L Brands responded to Sycamore’s complaint with a lawsuit of its own on April 23, asking the same court to uphold the terms of the deal, and asserting that “Sycamore’s current position is pure gamesmanship,” and “its invalid and improper termination” is little more than a quest to scoop up the Victoria’s Secret brand for less than the formerly-agreed upon price.
In terms of the MAE clause, L Brands called Sycamore’s bluff, arguing that “Sycamore ignores a fundamental problem with its apparent case of buyer’s remorse: at the time the parties negotiated the agreement, the world was already well aware of the existence of COVID-19,” and with that in mind, the parties’ contract included a provision in connection with the “material adverse effect” that “expressly carves out impacts resulting from pandemics.”
As the New York Times reported shortly after the parties began filing suit, “Sycamore’s lawsuit concedes that it can’t invoke the ‘material adverse event’ clause to justify terminating the contract, given the language that specifically excludes a pandemic.” With such an express carve out in mind, one that has proven novel and striking to many lawyers (save for those at Davis Polk, who drafted the deal), Charles Elson, the director of the John L. Weinberg Center for Corporate Governance at the University of Delaware, told the paper that Sycamore’s argument would be a tough sell: “In a pandemic, you respond to a pandemic. Unless there was fraud or misconduct by L Brands management, it’s going to be very hard for them to get out of the deal.”
Potentially attempting to double-down in light of the potential weakness in its initial suit thanks to the pandemic exception, Sycamore filed a second complaint on April 24, in which it argued that if the parties’ deal was not already off the table, L Brand’s countersuit has formally “invalidated the financing that [Sycamore] had lined up” to acquire the company. Specifically, Sycamore argued that “L Brands’ claim for monetary damages against [it] and [its investors]” in connection with the lawsuit that it filed, “triggered the expiration and termination of financing commitments” in connection with their deal.
Ultimately putting their legal troubles and a soured deal out of the way by of a settlement, Sycamore confirmed in May that “neither party will be required to pay the other a termination fee or other consideration as a result of the mutual decision to terminate the agreement and settle the pending litigation.”

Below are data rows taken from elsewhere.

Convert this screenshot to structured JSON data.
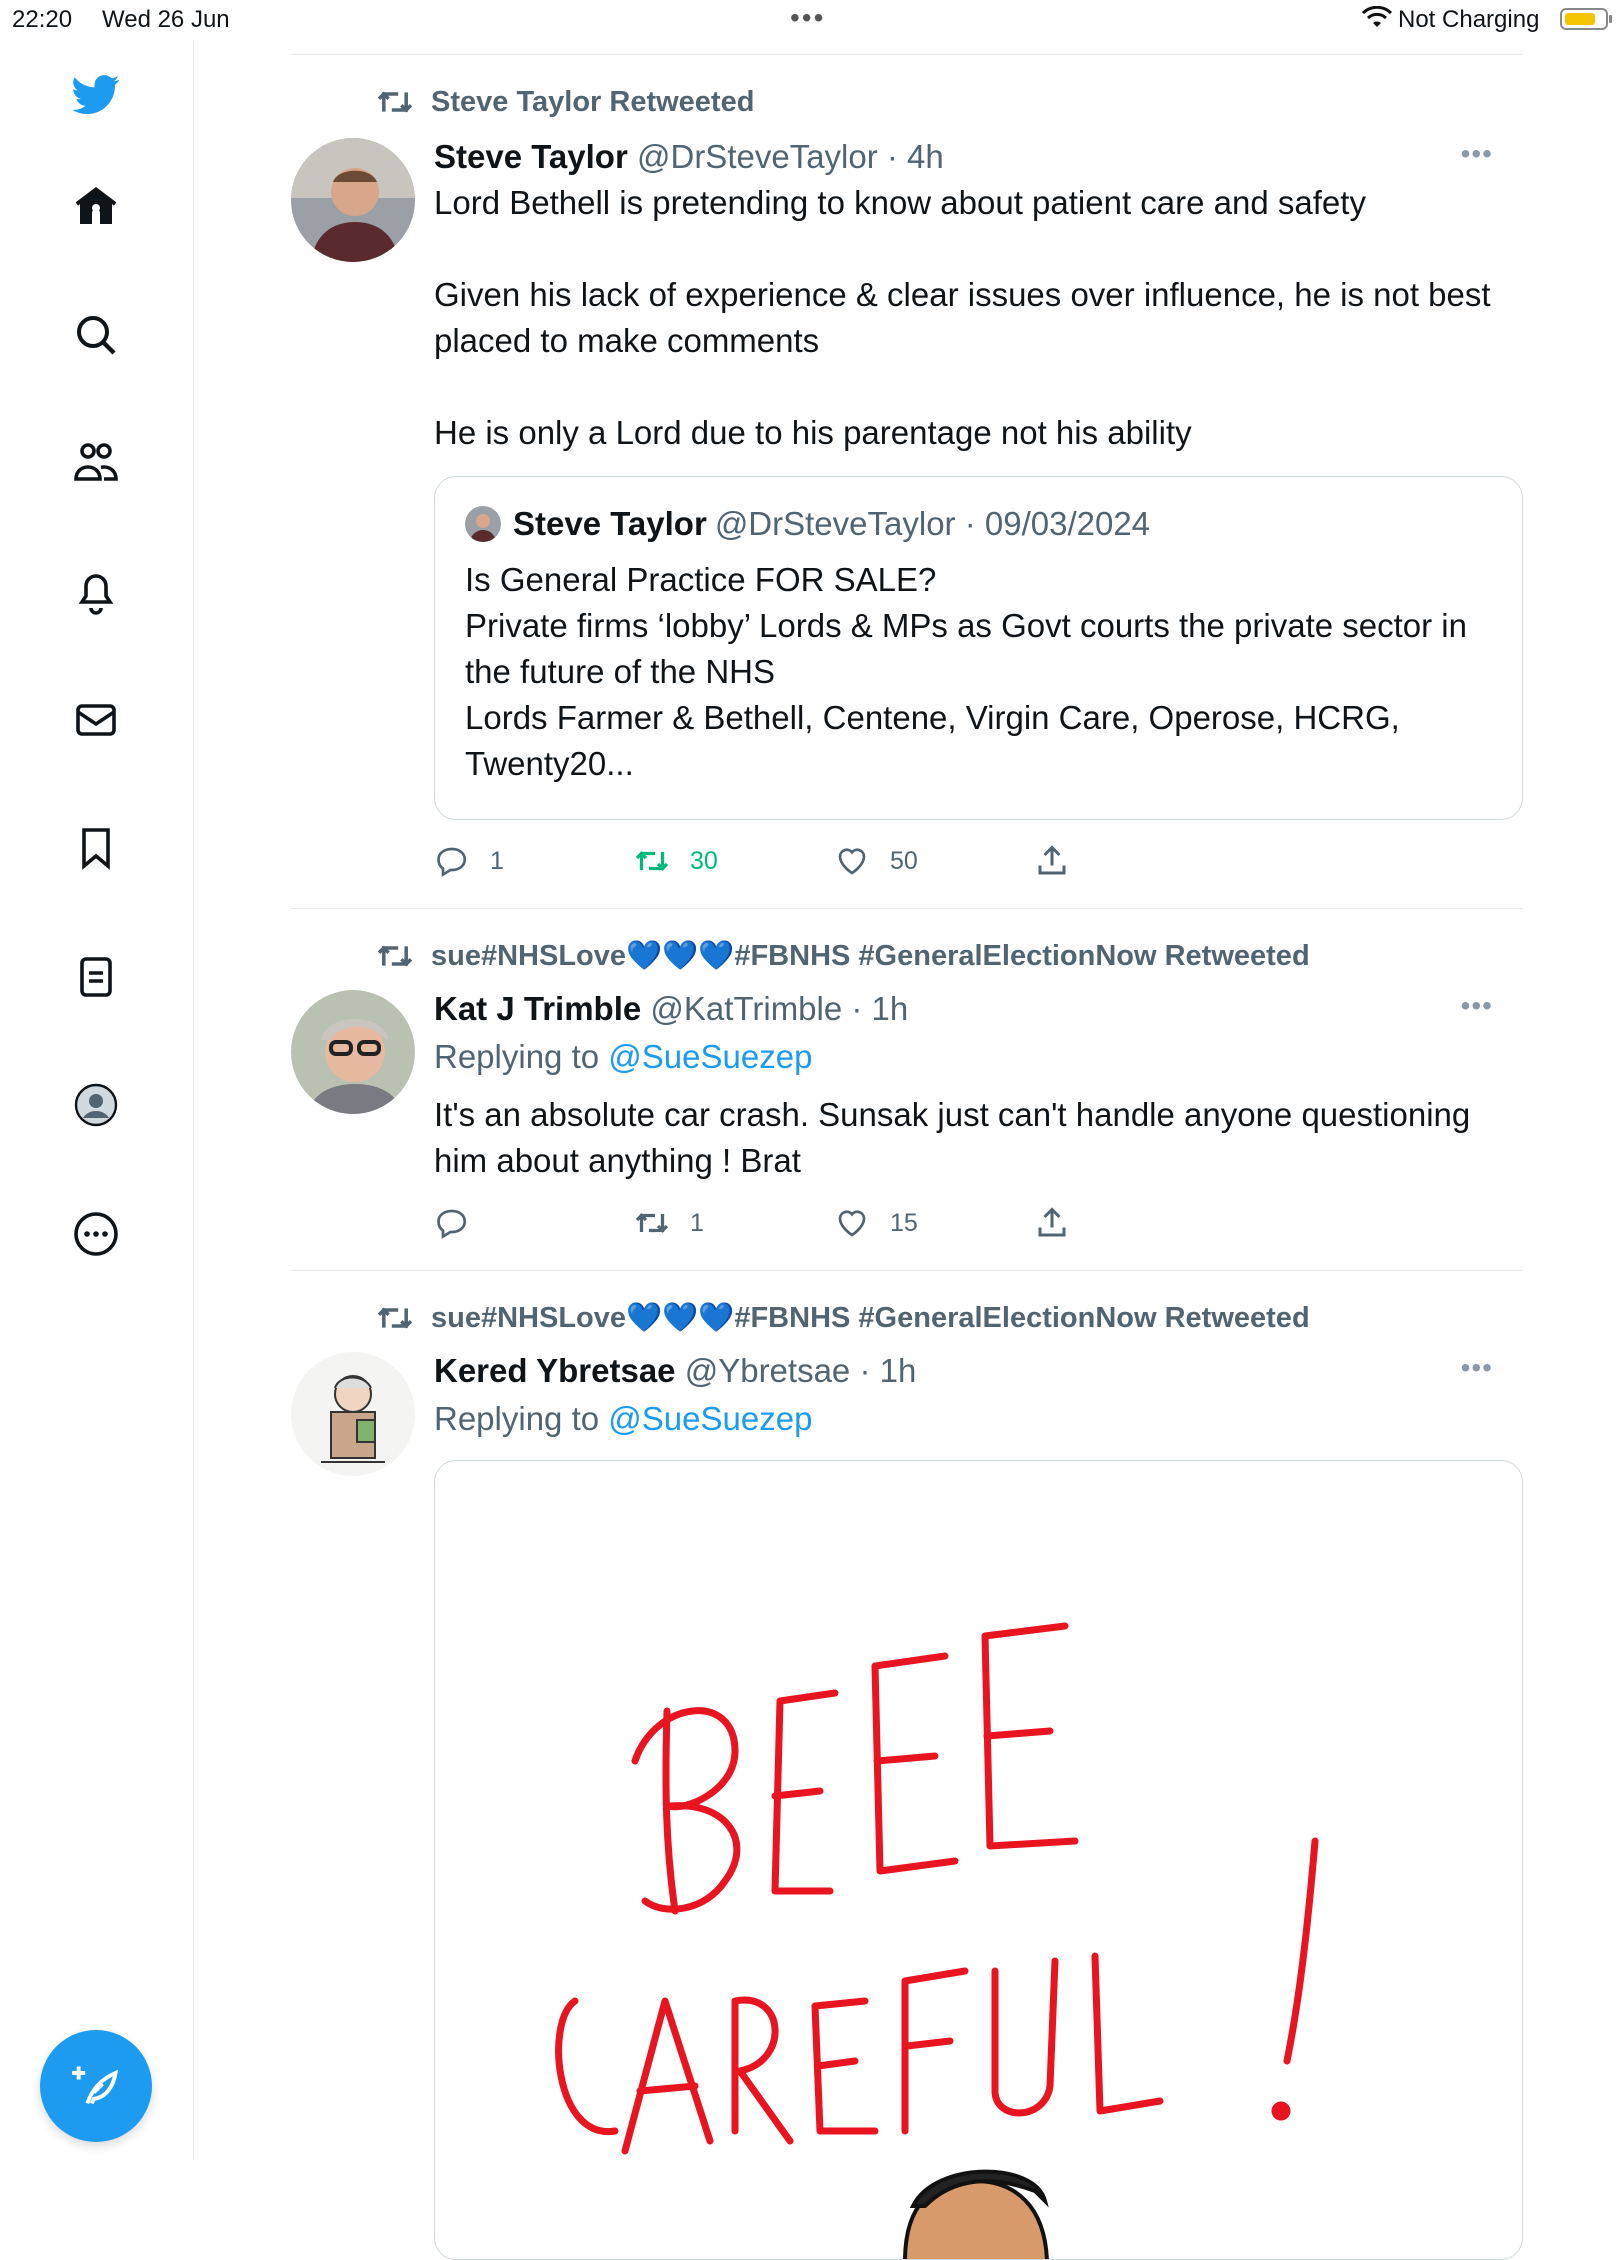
{
  "status_bar": {
    "time": "22:20",
    "date": "Wed 26 Jun",
    "charging": "Not Charging"
  },
  "sidebar": {
    "items": [
      {
        "icon": "twitter-logo-icon"
      },
      {
        "icon": "home-icon"
      },
      {
        "icon": "search-icon"
      },
      {
        "icon": "communities-icon"
      },
      {
        "icon": "notifications-icon"
      },
      {
        "icon": "messages-icon"
      },
      {
        "icon": "bookmarks-icon"
      },
      {
        "icon": "lists-icon"
      },
      {
        "icon": "profile-icon"
      },
      {
        "icon": "more-icon"
      }
    ],
    "compose_icon": "compose-tweet-icon"
  },
  "colors": {
    "accent": "#1d9bf0",
    "retweet_green": "#00ba7c",
    "secondary_text": "#536471",
    "divider": "#e6ecf0"
  },
  "tweets": [
    {
      "retweeted_by": "Steve Taylor Retweeted",
      "name": "Steve Taylor",
      "meta": "@DrSteveTaylor · 4h",
      "text": "Lord Bethell is pretending to know about patient care and safety\n\nGiven his lack of experience & clear issues over influence, he is not best placed to make comments\n\nHe is only a Lord due to his parentage not his ability",
      "quote": {
        "name": "Steve Taylor",
        "meta": "@DrSteveTaylor · 09/03/2024",
        "text": "Is General Practice FOR SALE?\nPrivate firms ‘lobby’ Lords & MPs as Govt courts the private sector in the future of the NHS\nLords Farmer & Bethell, Centene, Virgin Care, Operose, HCRG, Twenty20..."
      },
      "actions": {
        "replies": "1",
        "retweets": "30",
        "likes": "50"
      }
    },
    {
      "retweeted_by": "sue#NHSLove💙💙💙#FBNHS #GeneralElectionNow Retweeted",
      "name": "Kat J Trimble",
      "meta": "@KatTrimble · 1h",
      "replying_prefix": "Replying to",
      "replying_handle": "@SueSuezep",
      "text": "It's an absolute car crash. Sunsak just can't handle anyone questioning him about anything ! Brat",
      "actions": {
        "replies": "",
        "retweets": "1",
        "likes": "15"
      }
    },
    {
      "retweeted_by": "sue#NHSLove💙💙💙#FBNHS #GeneralElectionNow Retweeted",
      "name": "Kered Ybretsae",
      "meta": "@Ybretsae · 1h",
      "replying_prefix": "Replying to",
      "replying_handle": "@SueSuezep",
      "media_text_line1": "BEEE",
      "media_text_line2": "CAREFUL!"
    }
  ]
}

As for MAE clauses more generally, the recent global outbreak of the coronavirus is causing many buyers in mergers and acquisitions, including (or maybe, especially) in the highly-affected retail landscape, “to evaluate what effect, if any, the pandemic may have – or has already had – on the business and operations of the targets that they are seeking to acquire,” according to Robinson & Cole LLP’s Kathleen Porter, Anna Jinhua Wang, and Michael Wirvin. “One component of these evaluations will certainly be whether a public health crisis, such as COVID-19, is sufficient to trigger an MAE clause and permit a buyer to terminate a transaction in anticipation of deterioration of the target’s business and financial performance due to the pandemic.”
Porter, Wang, and Wirvin note that while “courts have largely been reluctant to find that MAEs have occurred and thus, allow buyers to terminate the agreements, in a recent case, the Delaware Court of Chancery determined that an MAE existed and that the buyer had validly terminated a merger agreement.” In its decision, the court held that an MAE must “substantially threaten” the earnings potential of the entire business of the target “in a durationally significant manner.”